ASSIGNED TASK -
Your job is to write out each record precisely as it stands.

GIVEN RECORDS -
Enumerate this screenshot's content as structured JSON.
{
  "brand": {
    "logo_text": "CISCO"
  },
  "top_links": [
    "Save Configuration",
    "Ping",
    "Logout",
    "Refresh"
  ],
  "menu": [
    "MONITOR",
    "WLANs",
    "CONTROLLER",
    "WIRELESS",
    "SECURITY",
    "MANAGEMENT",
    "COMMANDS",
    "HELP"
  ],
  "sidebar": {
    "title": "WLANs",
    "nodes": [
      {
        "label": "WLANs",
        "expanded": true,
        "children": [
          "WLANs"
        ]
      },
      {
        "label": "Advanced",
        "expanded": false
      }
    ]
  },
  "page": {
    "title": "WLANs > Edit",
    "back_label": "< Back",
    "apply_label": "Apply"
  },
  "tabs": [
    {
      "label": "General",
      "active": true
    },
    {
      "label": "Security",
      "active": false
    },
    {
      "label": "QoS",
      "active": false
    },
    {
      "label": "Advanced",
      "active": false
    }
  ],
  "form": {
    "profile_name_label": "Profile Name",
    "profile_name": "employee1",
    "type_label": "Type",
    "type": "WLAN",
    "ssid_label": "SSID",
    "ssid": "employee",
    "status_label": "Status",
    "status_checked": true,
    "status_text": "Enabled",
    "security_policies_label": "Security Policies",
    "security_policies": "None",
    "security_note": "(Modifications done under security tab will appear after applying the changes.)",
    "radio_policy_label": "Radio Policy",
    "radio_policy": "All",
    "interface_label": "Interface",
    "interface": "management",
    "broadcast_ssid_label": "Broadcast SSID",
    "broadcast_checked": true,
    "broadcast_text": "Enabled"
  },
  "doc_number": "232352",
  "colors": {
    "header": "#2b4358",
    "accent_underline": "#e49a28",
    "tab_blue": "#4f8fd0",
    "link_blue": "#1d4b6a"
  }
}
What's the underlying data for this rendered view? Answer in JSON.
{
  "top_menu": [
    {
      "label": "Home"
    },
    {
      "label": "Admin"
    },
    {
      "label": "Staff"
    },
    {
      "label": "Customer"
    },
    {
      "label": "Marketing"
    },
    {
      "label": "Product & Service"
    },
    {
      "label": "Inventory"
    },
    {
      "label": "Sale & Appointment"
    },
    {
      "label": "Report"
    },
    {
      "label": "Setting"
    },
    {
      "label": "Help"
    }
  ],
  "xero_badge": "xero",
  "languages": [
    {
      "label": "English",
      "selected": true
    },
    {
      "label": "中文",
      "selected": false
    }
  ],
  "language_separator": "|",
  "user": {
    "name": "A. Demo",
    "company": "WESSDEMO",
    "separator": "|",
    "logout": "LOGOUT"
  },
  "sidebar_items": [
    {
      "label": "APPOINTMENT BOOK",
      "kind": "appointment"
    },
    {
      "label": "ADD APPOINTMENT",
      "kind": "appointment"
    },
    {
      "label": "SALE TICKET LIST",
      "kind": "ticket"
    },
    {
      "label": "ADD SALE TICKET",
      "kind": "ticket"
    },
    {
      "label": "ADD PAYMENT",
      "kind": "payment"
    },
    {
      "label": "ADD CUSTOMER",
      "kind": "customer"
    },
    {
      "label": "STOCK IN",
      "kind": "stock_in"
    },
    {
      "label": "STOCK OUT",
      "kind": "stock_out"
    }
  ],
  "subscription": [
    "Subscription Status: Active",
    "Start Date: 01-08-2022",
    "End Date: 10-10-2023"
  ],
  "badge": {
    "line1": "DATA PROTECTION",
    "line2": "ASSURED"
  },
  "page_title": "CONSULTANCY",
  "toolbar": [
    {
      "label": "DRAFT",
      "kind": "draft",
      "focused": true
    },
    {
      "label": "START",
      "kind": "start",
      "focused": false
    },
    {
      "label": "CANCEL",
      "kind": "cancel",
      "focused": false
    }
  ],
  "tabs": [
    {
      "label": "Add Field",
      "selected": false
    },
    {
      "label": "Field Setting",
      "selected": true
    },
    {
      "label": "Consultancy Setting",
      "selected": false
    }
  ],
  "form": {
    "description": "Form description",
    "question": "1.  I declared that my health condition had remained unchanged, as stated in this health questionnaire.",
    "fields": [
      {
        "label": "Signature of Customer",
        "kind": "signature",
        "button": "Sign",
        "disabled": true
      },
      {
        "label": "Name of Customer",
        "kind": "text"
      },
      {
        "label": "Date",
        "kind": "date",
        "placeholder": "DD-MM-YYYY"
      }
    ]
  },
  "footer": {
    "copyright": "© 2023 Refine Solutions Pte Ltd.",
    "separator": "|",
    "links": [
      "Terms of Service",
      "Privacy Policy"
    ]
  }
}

ANSWER TO THE EXERCISE -
Enumerate this screenshot's content as structured JSON.
{
  "brand": {
    "logo_text": "CISCO"
  },
  "top_links": [
    "Save Configuration",
    "Ping",
    "Logout",
    "Refresh"
  ],
  "menu": [
    "MONITOR",
    "WLANs",
    "CONTROLLER",
    "WIRELESS",
    "SECURITY",
    "MANAGEMENT",
    "COMMANDS",
    "HELP"
  ],
  "sidebar": {
    "title": "WLANs",
    "nodes": [
      {
        "label": "WLANs",
        "expanded": true,
        "children": [
          "WLANs"
        ]
      },
      {
        "label": "Advanced",
        "expanded": false
      }
    ]
  },
  "page": {
    "title": "WLANs > Edit",
    "back_label": "< Back",
    "apply_label": "Apply"
  },
  "tabs": [
    {
      "label": "General",
      "active": true
    },
    {
      "label": "Security",
      "active": false
    },
    {
      "label": "QoS",
      "active": false
    },
    {
      "label": "Advanced",
      "active": false
    }
  ],
  "form": {
    "profile_name_label": "Profile Name",
    "profile_name": "employee1",
    "type_label": "Type",
    "type": "WLAN",
    "ssid_label": "SSID",
    "ssid": "employee",
    "status_label": "Status",
    "status_checked": true,
    "status_text": "Enabled",
    "security_policies_label": "Security Policies",
    "security_policies": "None",
    "security_note": "(Modifications done under security tab will appear after applying the changes.)",
    "radio_policy_label": "Radio Policy",
    "radio_policy": "All",
    "interface_label": "Interface",
    "interface": "management",
    "broadcast_ssid_label": "Broadcast SSID",
    "broadcast_checked": true,
    "broadcast_text": "Enabled"
  },
  "doc_number": "232352",
  "colors": {
    "header": "#2b4358",
    "accent_underline": "#e49a28",
    "tab_blue": "#4f8fd0",
    "link_blue": "#1d4b6a"
  }
}
What's the underlying data for this rendered view? Answer in JSON.
{
  "top_menu": [
    {
      "label": "Home"
    },
    {
      "label": "Admin"
    },
    {
      "label": "Staff"
    },
    {
      "label": "Customer"
    },
    {
      "label": "Marketing"
    },
    {
      "label": "Product & Service"
    },
    {
      "label": "Inventory"
    },
    {
      "label": "Sale & Appointment"
    },
    {
      "label": "Report"
    },
    {
      "label": "Setting"
    },
    {
      "label": "Help"
    }
  ],
  "xero_badge": "xero",
  "languages": [
    {
      "label": "English",
      "selected": true
    },
    {
      "label": "中文",
      "selected": false
    }
  ],
  "language_separator": "|",
  "user": {
    "name": "A. Demo",
    "company": "WESSDEMO",
    "separator": "|",
    "logout": "LOGOUT"
  },
  "sidebar_items": [
    {
      "label": "APPOINTMENT BOOK",
      "kind": "appointment"
    },
    {
      "label": "ADD APPOINTMENT",
      "kind": "appointment"
    },
    {
      "label": "SALE TICKET LIST",
      "kind": "ticket"
    },
    {
      "label": "ADD SALE TICKET",
      "kind": "ticket"
    },
    {
      "label": "ADD PAYMENT",
      "kind": "payment"
    },
    {
      "label": "ADD CUSTOMER",
      "kind": "customer"
    },
    {
      "label": "STOCK IN",
      "kind": "stock_in"
    },
    {
      "label": "STOCK OUT",
      "kind": "stock_out"
    }
  ],
  "subscription": [
    "Subscription Status: Active",
    "Start Date: 01-08-2022",
    "End Date: 10-10-2023"
  ],
  "badge": {
    "line1": "DATA PROTECTION",
    "line2": "ASSURED"
  },
  "page_title": "CONSULTANCY",
  "toolbar": [
    {
      "label": "DRAFT",
      "kind": "draft",
      "focused": true
    },
    {
      "label": "START",
      "kind": "start",
      "focused": false
    },
    {
      "label": "CANCEL",
      "kind": "cancel",
      "focused": false
    }
  ],
  "tabs": [
    {
      "label": "Add Field",
      "selected": false
    },
    {
      "label": "Field Setting",
      "selected": true
    },
    {
      "label": "Consultancy Setting",
      "selected": false
    }
  ],
  "form": {
    "description": "Form description",
    "question": "1.  I declared that my health condition had remained unchanged, as stated in this health questionnaire.",
    "fields": [
      {
        "label": "Signature of Customer",
        "kind": "signature",
        "button": "Sign",
        "disabled": true
      },
      {
        "label": "Name of Customer",
        "kind": "text"
      },
      {
        "label": "Date",
        "kind": "date",
        "placeholder": "DD-MM-YYYY"
      }
    ]
  },
  "footer": {
    "copyright": "© 2023 Refine Solutions Pte Ltd.",
    "separator": "|",
    "links": [
      "Terms of Service",
      "Privacy Policy"
    ]
  }
}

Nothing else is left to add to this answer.